* Extracted data

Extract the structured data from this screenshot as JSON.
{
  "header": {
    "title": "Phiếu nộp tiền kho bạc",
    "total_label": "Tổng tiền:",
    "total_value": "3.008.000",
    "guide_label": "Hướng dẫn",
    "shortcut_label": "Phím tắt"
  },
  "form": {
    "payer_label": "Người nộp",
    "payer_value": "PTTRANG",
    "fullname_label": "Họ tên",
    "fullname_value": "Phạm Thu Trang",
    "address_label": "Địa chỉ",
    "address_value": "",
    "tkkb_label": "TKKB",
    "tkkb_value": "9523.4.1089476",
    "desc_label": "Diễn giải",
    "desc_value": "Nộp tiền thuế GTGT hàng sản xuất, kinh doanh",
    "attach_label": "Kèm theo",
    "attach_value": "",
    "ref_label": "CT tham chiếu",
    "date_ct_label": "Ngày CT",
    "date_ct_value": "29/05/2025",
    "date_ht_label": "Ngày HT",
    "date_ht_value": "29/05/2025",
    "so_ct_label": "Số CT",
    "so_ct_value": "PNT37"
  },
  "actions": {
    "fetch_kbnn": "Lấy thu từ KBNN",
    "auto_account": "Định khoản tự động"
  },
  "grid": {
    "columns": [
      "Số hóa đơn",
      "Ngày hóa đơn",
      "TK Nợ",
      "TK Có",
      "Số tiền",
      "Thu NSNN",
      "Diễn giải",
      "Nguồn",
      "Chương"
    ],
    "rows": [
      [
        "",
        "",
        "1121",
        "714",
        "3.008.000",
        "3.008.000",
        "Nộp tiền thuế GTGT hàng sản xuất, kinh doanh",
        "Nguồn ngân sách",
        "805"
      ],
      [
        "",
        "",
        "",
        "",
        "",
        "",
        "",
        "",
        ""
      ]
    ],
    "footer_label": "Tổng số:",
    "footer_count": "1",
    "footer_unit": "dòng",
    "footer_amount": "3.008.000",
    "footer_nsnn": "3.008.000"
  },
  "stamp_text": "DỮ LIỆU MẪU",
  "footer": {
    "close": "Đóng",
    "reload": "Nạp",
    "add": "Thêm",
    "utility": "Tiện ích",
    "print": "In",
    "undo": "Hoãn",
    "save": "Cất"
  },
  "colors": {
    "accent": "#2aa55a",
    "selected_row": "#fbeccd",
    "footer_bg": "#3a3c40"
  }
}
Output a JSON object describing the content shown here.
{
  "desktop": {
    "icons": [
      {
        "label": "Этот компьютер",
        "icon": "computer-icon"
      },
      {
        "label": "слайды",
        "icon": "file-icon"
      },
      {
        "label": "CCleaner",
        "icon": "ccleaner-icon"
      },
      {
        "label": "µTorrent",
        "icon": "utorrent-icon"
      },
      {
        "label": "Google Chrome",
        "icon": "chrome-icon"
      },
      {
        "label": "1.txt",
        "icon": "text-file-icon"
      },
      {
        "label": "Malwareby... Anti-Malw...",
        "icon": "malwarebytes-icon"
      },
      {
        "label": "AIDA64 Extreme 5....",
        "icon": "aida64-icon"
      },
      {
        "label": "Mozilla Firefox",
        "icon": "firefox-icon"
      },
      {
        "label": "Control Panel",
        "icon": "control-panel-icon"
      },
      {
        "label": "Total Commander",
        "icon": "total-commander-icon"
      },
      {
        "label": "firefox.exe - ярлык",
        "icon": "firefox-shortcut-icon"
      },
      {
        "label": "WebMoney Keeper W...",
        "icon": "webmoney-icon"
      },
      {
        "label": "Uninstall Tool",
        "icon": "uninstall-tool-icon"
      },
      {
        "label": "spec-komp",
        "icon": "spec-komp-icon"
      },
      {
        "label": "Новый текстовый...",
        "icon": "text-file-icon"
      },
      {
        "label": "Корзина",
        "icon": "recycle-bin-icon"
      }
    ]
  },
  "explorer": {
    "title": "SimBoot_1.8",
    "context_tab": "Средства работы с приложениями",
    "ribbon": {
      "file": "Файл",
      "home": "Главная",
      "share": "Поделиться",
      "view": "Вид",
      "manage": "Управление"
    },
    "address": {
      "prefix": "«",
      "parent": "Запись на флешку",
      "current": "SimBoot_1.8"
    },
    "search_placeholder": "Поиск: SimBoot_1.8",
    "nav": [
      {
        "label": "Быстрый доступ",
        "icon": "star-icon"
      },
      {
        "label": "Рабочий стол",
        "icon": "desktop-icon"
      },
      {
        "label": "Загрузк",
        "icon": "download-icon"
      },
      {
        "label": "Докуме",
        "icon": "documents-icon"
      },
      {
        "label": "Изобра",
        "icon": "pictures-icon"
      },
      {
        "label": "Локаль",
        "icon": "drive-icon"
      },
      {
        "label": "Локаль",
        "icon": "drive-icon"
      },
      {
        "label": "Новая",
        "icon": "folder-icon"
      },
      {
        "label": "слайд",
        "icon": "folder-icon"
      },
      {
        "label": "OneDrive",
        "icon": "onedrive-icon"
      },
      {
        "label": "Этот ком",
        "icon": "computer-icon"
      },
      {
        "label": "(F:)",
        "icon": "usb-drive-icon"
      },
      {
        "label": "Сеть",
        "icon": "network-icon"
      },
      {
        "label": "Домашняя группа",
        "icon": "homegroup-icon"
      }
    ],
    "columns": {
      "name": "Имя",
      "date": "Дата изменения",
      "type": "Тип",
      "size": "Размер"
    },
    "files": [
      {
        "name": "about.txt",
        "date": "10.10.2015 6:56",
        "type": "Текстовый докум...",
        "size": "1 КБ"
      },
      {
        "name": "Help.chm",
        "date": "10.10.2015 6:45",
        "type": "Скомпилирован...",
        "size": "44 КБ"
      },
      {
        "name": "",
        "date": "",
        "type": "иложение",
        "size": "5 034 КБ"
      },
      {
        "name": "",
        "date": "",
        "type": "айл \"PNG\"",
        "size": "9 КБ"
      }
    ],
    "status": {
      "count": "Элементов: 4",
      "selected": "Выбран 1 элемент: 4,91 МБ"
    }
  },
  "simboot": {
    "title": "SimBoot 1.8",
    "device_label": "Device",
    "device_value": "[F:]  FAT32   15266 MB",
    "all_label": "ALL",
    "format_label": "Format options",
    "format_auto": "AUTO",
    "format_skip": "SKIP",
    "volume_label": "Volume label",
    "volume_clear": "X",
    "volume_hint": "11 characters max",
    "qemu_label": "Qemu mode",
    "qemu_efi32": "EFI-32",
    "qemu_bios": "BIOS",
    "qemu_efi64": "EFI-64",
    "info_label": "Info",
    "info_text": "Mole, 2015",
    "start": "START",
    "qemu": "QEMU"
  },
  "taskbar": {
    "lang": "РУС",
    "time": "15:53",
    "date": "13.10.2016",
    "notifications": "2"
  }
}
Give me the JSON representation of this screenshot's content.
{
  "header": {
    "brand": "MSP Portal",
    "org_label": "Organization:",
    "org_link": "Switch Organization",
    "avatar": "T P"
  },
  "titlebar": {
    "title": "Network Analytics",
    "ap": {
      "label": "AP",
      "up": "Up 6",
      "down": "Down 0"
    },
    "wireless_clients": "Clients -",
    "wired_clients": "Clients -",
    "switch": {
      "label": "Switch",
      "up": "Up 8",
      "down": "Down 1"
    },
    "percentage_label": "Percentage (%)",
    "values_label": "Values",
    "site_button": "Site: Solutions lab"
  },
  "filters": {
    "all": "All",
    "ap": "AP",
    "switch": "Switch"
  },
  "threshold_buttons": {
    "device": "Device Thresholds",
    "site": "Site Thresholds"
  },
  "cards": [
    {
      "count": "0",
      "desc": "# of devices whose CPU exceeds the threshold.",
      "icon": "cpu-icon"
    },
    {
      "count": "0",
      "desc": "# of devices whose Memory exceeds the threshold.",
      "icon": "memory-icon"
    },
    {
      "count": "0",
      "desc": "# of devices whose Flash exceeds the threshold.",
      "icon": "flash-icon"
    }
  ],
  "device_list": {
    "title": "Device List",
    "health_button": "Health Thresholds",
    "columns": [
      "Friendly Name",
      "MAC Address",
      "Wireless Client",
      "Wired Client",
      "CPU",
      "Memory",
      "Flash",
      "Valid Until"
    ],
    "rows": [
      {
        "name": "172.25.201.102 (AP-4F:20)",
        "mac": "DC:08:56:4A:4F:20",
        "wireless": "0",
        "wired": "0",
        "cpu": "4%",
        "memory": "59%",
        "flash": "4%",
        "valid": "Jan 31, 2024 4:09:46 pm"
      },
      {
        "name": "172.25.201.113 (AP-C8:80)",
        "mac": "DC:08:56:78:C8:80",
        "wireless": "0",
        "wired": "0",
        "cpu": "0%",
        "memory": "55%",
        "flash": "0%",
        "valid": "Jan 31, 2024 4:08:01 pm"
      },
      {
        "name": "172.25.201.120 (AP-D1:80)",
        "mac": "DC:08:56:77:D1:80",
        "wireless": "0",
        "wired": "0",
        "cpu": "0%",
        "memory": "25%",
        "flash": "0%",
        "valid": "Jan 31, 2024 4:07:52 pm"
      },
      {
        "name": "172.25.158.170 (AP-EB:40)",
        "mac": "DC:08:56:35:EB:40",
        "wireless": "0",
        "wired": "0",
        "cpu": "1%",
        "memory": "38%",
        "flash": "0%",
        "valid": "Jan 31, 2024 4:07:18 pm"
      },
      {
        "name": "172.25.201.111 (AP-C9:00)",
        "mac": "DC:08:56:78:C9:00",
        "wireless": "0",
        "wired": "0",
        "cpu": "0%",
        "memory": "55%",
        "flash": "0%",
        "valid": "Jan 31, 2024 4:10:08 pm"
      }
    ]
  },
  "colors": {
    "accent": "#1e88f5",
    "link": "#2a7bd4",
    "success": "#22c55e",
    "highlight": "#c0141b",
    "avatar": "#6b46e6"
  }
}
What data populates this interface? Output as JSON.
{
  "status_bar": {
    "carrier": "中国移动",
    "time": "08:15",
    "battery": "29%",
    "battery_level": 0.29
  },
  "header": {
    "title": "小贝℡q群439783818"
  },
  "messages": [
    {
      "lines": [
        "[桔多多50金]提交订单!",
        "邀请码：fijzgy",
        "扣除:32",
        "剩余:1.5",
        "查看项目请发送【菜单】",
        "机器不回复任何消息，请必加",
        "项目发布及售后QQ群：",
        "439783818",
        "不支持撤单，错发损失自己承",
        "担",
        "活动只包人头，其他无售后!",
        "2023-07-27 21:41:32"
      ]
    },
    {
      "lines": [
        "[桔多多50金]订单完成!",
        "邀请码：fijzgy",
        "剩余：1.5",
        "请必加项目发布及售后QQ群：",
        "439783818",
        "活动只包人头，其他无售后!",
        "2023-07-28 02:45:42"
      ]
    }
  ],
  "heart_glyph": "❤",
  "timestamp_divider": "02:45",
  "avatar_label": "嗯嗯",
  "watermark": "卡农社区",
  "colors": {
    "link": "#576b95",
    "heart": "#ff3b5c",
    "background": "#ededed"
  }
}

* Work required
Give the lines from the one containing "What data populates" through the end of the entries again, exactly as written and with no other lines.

* Reply to the exercise
What data populates this interface? Output as JSON.
{
  "status_bar": {
    "carrier": "中国移动",
    "time": "08:15",
    "battery": "29%",
    "battery_level": 0.29
  },
  "header": {
    "title": "小贝℡q群439783818"
  },
  "messages": [
    {
      "lines": [
        "[桔多多50金]提交订单!",
        "邀请码：fijzgy",
        "扣除:32",
        "剩余:1.5",
        "查看项目请发送【菜单】",
        "机器不回复任何消息，请必加",
        "项目发布及售后QQ群：",
        "439783818",
        "不支持撤单，错发损失自己承",
        "担",
        "活动只包人头，其他无售后!",
        "2023-07-27 21:41:32"
      ]
    },
    {
      "lines": [
        "[桔多多50金]订单完成!",
        "邀请码：fijzgy",
        "剩余：1.5",
        "请必加项目发布及售后QQ群：",
        "439783818",
        "活动只包人头，其他无售后!",
        "2023-07-28 02:45:42"
      ]
    }
  ],
  "heart_glyph": "❤",
  "timestamp_divider": "02:45",
  "avatar_label": "嗯嗯",
  "watermark": "卡农社区",
  "colors": {
    "link": "#576b95",
    "heart": "#ff3b5c",
    "background": "#ededed"
  }
}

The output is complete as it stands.